I am absolutely at a loss as to why people love Kurt Vonnegut’s work.
This comes from a reader whose favorite author is Kafka. Dark humor is not something I stray from, nor do I ignore texts that use humor to mask the terror and hopelessness of some of the darkest human fears, including nuclear war and total annihilation that Kurt Vonnegut’s fourth novel, Cat’s Cradle, touches on.
Times were never simpler.
We like to think of the past as “simpler times,” something that is often used to make a joke and a slight wince in memory of how things used to be. But there has never been a time in human history where scandal, corruption, greed, and fury have not penetrated the mass existence. There have only been times when the envelope had not yet been pushed.
It can happen here, it is happening here, and because it will happen here, you best start packing heat; the overarching message of one of my latest reads, Sinclair Lewis’ It Can’t Happen Here. This dystopian fantasy is so eerily relevant to our current political climate and the constant turmoil found in governments across our country that one can’t help but wonder if Lewis wrote this in preparation for the election of Trump.
The universe works in very strange ways.
I should learn to trust it perhaps more so than I have permitted myself to in the past, especially when it always seems like people or things show up randomly, totally unannounced, but always when you need them the most.
Such was the case with the sudden appearance of Joan Didion’s 2005 memoir The Year of Magical Thinking within my life.
I come from a moderately superstitious family; realistically bordering on the lower end of the moderate spectrum.
Being of Eastern European descent, my siblings and I were instilled with the number one archetypal Slavic fear ingrained by all good Slavic grandparents: do not fuck with ghosts.
Do not try to contact them. Do not go looking for them. Do not go bringing Ouija boards into the house and certainly do not get pissed off when you have a supernatural nuisance on your hands because we told you so. Just listen to this one thing, and don’t fuck with the ghosts.
So I never did, and I probably never will because my Baba taught me real good. But I absolutely adore horror books and films, especially ones that take a ghostly approach, probably because it is as far as my supernatural flirtations will ever go.
Full disclosure: I have never seen any of The Godfather movies.
I own nearly all of Béla Tarr and Rainer Werner Fassbinder’s filmographies. . . but I have never seen any of The Godfather films, at least not in their entirety. This is a problem, a problem I have set out to solve. But like any good former English major, I have to read the book first, even if it proves to be 400+ pages of nothing but very creative ways to die before I can watch the three movies, each which are about three hours long of even more creative ways to die.
Well, Ms. McCullers, the heart may very well be a lonely hunter, but if you drag out a listless melodrama with little action, sparse characterization, and suffocate it with too many conflicting philosophical, theological, and political ideologies, the heart begins to beg for that very loneliness.

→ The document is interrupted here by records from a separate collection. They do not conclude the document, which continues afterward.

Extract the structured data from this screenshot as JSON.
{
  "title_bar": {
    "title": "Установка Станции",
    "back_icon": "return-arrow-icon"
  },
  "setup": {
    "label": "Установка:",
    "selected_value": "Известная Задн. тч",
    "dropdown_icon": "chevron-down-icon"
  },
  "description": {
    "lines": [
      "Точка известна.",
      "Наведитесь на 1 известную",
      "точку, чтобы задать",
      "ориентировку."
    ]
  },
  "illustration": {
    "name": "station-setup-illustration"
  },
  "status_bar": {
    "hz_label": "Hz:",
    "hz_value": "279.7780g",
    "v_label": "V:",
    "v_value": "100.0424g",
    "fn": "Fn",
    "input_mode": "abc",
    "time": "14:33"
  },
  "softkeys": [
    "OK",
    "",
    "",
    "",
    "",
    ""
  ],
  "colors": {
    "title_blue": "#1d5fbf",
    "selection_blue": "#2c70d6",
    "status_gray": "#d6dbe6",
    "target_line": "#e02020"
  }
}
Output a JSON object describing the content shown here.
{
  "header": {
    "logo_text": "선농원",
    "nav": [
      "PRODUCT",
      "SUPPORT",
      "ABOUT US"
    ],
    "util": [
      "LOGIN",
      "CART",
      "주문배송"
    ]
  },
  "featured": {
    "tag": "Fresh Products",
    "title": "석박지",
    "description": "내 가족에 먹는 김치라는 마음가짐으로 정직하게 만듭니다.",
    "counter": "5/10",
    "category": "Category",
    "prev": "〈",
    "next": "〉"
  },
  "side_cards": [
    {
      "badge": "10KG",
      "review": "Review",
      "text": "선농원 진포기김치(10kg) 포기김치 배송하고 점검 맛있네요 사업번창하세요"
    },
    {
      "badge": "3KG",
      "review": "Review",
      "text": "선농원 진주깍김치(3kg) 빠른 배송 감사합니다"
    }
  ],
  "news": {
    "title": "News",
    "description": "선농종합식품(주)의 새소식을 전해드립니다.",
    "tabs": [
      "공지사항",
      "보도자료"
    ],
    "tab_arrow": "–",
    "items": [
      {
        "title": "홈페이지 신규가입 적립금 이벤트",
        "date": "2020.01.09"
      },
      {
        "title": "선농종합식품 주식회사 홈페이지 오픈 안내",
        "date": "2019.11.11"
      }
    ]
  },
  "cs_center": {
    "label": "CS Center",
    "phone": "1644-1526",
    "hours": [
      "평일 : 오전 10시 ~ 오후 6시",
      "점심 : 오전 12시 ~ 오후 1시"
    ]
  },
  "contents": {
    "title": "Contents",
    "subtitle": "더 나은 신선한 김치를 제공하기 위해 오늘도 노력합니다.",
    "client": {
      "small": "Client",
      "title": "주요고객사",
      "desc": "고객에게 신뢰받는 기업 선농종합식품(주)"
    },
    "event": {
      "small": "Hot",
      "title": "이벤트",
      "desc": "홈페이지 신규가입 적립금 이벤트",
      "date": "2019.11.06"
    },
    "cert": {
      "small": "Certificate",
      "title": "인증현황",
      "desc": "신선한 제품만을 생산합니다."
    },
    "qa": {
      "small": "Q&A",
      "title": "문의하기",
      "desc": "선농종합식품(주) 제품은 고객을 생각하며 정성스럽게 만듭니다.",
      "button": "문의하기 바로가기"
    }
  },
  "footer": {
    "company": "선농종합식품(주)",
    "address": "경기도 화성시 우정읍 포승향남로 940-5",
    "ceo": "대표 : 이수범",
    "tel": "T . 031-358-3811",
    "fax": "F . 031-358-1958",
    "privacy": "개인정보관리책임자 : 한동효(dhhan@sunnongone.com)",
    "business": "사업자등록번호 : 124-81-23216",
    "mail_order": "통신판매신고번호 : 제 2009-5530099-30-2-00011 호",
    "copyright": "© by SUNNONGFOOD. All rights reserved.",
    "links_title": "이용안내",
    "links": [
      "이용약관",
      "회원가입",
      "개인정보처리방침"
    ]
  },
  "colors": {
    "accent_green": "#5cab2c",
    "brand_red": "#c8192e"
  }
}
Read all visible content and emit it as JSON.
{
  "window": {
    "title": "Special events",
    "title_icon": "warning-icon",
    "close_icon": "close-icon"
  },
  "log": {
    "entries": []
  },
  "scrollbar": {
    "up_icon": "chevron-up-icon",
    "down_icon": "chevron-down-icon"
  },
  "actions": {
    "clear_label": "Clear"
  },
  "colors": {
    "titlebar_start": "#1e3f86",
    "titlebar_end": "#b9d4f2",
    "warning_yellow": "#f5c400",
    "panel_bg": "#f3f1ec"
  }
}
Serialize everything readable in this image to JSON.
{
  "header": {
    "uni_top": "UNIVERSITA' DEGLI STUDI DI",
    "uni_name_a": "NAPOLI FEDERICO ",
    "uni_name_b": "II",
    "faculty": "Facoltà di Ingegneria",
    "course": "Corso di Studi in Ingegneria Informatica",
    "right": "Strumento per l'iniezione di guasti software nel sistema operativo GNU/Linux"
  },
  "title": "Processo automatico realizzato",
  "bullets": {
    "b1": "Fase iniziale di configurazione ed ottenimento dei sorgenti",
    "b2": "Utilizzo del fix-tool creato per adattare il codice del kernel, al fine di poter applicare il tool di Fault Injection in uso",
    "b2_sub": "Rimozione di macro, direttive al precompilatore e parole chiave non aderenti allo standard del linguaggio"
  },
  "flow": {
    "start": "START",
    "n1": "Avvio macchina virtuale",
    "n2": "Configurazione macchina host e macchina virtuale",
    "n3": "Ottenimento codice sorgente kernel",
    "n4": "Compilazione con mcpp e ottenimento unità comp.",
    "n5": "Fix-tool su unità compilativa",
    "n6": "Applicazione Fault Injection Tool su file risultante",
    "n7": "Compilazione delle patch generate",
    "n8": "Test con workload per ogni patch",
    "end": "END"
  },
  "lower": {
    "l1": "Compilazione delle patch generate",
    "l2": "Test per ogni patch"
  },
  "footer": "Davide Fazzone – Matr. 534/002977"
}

Mine pleaded to be left alone nearly every time I picked up Carson McCullers’ Southern American novel, The Heart is a Lonely Hunter, originally published in 1940. But the TBR jar giveth a title to be read and the TBR jar taketh away. . . but only if I finish the book; those are the rules. And it’s not usually in my nature to abandon a text, but I came close several times with this book.
The Heart is a Lonely Hunter takes place in a sleepy little Georgia mill town and centers primarily around a deaf-mute named John Singer. Singer attracts several other inhabitants of this town who find comfort in his listening and understanding skills; Mick Kelly, a tomboy who desperately wants to study music and is based on McCullers herself, Dr. Benedict Mady Copeland, an angry, revolutionist African American doctor, Biff Brannon, the quiet owner of a local bar whose wife passes away, and Jake Blount, a misshapen alcoholic with Socialist beliefs. Together, these characters tiptoe around each other while still interacting, none truly able to communicate with the others.